*What to work on*
Copy the data that follows, exactly and completely.

*Task inputs*
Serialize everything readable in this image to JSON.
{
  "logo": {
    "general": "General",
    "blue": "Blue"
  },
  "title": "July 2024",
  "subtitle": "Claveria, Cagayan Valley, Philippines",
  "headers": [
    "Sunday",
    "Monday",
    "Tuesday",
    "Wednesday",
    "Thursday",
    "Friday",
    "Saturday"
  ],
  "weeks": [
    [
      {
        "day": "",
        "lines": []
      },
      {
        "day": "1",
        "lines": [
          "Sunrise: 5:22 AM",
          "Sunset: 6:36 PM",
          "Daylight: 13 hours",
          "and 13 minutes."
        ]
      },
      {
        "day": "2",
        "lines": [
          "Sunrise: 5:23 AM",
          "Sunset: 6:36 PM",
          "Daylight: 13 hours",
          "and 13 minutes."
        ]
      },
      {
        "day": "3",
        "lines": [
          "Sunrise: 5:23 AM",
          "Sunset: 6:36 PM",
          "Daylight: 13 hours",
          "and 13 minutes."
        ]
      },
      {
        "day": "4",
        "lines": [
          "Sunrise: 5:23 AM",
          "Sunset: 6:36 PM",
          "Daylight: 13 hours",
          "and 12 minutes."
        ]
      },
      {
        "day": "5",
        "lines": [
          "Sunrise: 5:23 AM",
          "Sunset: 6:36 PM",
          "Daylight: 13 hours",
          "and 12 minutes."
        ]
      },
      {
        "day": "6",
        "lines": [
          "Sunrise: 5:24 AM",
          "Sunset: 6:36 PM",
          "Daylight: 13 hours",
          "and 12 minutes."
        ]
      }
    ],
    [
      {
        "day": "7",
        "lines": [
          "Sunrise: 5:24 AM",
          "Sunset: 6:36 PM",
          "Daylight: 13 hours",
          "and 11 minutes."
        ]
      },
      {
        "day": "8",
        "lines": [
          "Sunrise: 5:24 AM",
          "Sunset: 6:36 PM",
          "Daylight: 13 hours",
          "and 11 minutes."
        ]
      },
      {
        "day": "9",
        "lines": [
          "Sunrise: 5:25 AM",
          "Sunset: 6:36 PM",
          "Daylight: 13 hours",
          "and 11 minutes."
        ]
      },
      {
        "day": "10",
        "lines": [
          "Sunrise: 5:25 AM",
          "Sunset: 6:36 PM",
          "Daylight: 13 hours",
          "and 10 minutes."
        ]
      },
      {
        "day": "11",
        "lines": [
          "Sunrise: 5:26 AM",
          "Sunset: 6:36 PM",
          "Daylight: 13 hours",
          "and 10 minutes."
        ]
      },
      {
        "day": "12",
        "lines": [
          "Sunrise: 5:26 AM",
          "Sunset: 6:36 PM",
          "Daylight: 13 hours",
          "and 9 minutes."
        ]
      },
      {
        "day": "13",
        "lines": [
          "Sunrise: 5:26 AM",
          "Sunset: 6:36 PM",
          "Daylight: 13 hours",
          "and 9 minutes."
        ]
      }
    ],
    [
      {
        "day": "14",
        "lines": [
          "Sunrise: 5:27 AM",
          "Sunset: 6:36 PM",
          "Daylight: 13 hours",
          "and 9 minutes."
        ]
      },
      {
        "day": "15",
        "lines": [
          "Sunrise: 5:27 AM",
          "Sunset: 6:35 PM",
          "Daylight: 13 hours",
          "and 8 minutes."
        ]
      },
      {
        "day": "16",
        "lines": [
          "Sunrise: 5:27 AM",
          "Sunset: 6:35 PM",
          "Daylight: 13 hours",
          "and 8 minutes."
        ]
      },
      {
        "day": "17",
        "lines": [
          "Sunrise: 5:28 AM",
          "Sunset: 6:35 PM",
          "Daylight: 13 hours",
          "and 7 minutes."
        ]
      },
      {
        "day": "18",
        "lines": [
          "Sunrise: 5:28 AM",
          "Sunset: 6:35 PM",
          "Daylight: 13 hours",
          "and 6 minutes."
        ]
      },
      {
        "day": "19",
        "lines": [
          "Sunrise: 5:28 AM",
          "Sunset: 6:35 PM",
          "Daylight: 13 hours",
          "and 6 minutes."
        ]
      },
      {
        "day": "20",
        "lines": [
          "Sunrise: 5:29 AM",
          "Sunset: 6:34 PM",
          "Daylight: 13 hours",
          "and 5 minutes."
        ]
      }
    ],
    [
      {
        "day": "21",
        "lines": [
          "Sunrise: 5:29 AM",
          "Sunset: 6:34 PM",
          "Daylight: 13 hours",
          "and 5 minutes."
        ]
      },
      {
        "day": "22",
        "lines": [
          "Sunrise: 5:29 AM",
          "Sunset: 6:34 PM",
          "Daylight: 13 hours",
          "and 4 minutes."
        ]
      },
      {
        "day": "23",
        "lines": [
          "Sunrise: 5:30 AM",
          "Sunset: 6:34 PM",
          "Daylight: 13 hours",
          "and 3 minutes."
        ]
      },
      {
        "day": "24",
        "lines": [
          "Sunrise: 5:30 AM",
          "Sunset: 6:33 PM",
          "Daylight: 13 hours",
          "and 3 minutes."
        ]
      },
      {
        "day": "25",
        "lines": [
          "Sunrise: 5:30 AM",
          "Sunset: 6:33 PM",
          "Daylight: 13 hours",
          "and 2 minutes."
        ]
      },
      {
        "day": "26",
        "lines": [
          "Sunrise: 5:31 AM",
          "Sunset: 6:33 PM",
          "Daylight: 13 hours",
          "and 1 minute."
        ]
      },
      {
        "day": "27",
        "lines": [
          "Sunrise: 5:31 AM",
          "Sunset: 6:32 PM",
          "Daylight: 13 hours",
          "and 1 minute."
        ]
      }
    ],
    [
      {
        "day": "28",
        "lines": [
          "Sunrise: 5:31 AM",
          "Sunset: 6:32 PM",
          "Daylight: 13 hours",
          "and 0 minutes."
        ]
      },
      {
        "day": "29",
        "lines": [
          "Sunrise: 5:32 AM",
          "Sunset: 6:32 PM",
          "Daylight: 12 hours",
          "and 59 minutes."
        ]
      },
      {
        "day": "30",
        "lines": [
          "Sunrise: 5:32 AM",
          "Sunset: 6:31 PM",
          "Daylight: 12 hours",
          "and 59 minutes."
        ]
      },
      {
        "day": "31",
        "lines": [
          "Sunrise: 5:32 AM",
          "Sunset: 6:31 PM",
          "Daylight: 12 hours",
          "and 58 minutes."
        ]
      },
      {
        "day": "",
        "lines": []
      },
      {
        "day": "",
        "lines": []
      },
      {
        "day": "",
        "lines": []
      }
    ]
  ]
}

*Reply*
Serialize everything readable in this image to JSON.
{
  "logo": {
    "general": "General",
    "blue": "Blue"
  },
  "title": "July 2024",
  "subtitle": "Claveria, Cagayan Valley, Philippines",
  "headers": [
    "Sunday",
    "Monday",
    "Tuesday",
    "Wednesday",
    "Thursday",
    "Friday",
    "Saturday"
  ],
  "weeks": [
    [
      {
        "day": "",
        "lines": []
      },
      {
        "day": "1",
        "lines": [
          "Sunrise: 5:22 AM",
          "Sunset: 6:36 PM",
          "Daylight: 13 hours",
          "and 13 minutes."
        ]
      },
      {
        "day": "2",
        "lines": [
          "Sunrise: 5:23 AM",
          "Sunset: 6:36 PM",
          "Daylight: 13 hours",
          "and 13 minutes."
        ]
      },
      {
        "day": "3",
        "lines": [
          "Sunrise: 5:23 AM",
          "Sunset: 6:36 PM",
          "Daylight: 13 hours",
          "and 13 minutes."
        ]
      },
      {
        "day": "4",
        "lines": [
          "Sunrise: 5:23 AM",
          "Sunset: 6:36 PM",
          "Daylight: 13 hours",
          "and 12 minutes."
        ]
      },
      {
        "day": "5",
        "lines": [
          "Sunrise: 5:23 AM",
          "Sunset: 6:36 PM",
          "Daylight: 13 hours",
          "and 12 minutes."
        ]
      },
      {
        "day": "6",
        "lines": [
          "Sunrise: 5:24 AM",
          "Sunset: 6:36 PM",
          "Daylight: 13 hours",
          "and 12 minutes."
        ]
      }
    ],
    [
      {
        "day": "7",
        "lines": [
          "Sunrise: 5:24 AM",
          "Sunset: 6:36 PM",
          "Daylight: 13 hours",
          "and 11 minutes."
        ]
      },
      {
        "day": "8",
        "lines": [
          "Sunrise: 5:24 AM",
          "Sunset: 6:36 PM",
          "Daylight: 13 hours",
          "and 11 minutes."
        ]
      },
      {
        "day": "9",
        "lines": [
          "Sunrise: 5:25 AM",
          "Sunset: 6:36 PM",
          "Daylight: 13 hours",
          "and 11 minutes."
        ]
      },
      {
        "day": "10",
        "lines": [
          "Sunrise: 5:25 AM",
          "Sunset: 6:36 PM",
          "Daylight: 13 hours",
          "and 10 minutes."
        ]
      },
      {
        "day": "11",
        "lines": [
          "Sunrise: 5:26 AM",
          "Sunset: 6:36 PM",
          "Daylight: 13 hours",
          "and 10 minutes."
        ]
      },
      {
        "day": "12",
        "lines": [
          "Sunrise: 5:26 AM",
          "Sunset: 6:36 PM",
          "Daylight: 13 hours",
          "and 9 minutes."
        ]
      },
      {
        "day": "13",
        "lines": [
          "Sunrise: 5:26 AM",
          "Sunset: 6:36 PM",
          "Daylight: 13 hours",
          "and 9 minutes."
        ]
      }
    ],
    [
      {
        "day": "14",
        "lines": [
          "Sunrise: 5:27 AM",
          "Sunset: 6:36 PM",
          "Daylight: 13 hours",
          "and 9 minutes."
        ]
      },
      {
        "day": "15",
        "lines": [
          "Sunrise: 5:27 AM",
          "Sunset: 6:35 PM",
          "Daylight: 13 hours",
          "and 8 minutes."
        ]
      },
      {
        "day": "16",
        "lines": [
          "Sunrise: 5:27 AM",
          "Sunset: 6:35 PM",
          "Daylight: 13 hours",
          "and 8 minutes."
        ]
      },
      {
        "day": "17",
        "lines": [
          "Sunrise: 5:28 AM",
          "Sunset: 6:35 PM",
          "Daylight: 13 hours",
          "and 7 minutes."
        ]
      },
      {
        "day": "18",
        "lines": [
          "Sunrise: 5:28 AM",
          "Sunset: 6:35 PM",
          "Daylight: 13 hours",
          "and 6 minutes."
        ]
      },
      {
        "day": "19",
        "lines": [
          "Sunrise: 5:28 AM",
          "Sunset: 6:35 PM",
          "Daylight: 13 hours",
          "and 6 minutes."
        ]
      },
      {
        "day": "20",
        "lines": [
          "Sunrise: 5:29 AM",
          "Sunset: 6:34 PM",
          "Daylight: 13 hours",
          "and 5 minutes."
        ]
      }
    ],
    [
      {
        "day": "21",
        "lines": [
          "Sunrise: 5:29 AM",
          "Sunset: 6:34 PM",
          "Daylight: 13 hours",
          "and 5 minutes."
        ]
      },
      {
        "day": "22",
        "lines": [
          "Sunrise: 5:29 AM",
          "Sunset: 6:34 PM",
          "Daylight: 13 hours",
          "and 4 minutes."
        ]
      },
      {
        "day": "23",
        "lines": [
          "Sunrise: 5:30 AM",
          "Sunset: 6:34 PM",
          "Daylight: 13 hours",
          "and 3 minutes."
        ]
      },
      {
        "day": "24",
        "lines": [
          "Sunrise: 5:30 AM",
          "Sunset: 6:33 PM",
          "Daylight: 13 hours",
          "and 3 minutes."
        ]
      },
      {
        "day": "25",
        "lines": [
          "Sunrise: 5:30 AM",
          "Sunset: 6:33 PM",
          "Daylight: 13 hours",
          "and 2 minutes."
        ]
      },
      {
        "day": "26",
        "lines": [
          "Sunrise: 5:31 AM",
          "Sunset: 6:33 PM",
          "Daylight: 13 hours",
          "and 1 minute."
        ]
      },
      {
        "day": "27",
        "lines": [
          "Sunrise: 5:31 AM",
          "Sunset: 6:32 PM",
          "Daylight: 13 hours",
          "and 1 minute."
        ]
      }
    ],
    [
      {
        "day": "28",
        "lines": [
          "Sunrise: 5:31 AM",
          "Sunset: 6:32 PM",
          "Daylight: 13 hours",
          "and 0 minutes."
        ]
      },
      {
        "day": "29",
        "lines": [
          "Sunrise: 5:32 AM",
          "Sunset: 6:32 PM",
          "Daylight: 12 hours",
          "and 59 minutes."
        ]
      },
      {
        "day": "30",
        "lines": [
          "Sunrise: 5:32 AM",
          "Sunset: 6:31 PM",
          "Daylight: 12 hours",
          "and 59 minutes."
        ]
      },
      {
        "day": "31",
        "lines": [
          "Sunrise: 5:32 AM",
          "Sunset: 6:31 PM",
          "Daylight: 12 hours",
          "and 58 minutes."
        ]
      },
      {
        "day": "",
        "lines": []
      },
      {
        "day": "",
        "lines": []
      },
      {
        "day": "",
        "lines": []
      }
    ]
  ]
}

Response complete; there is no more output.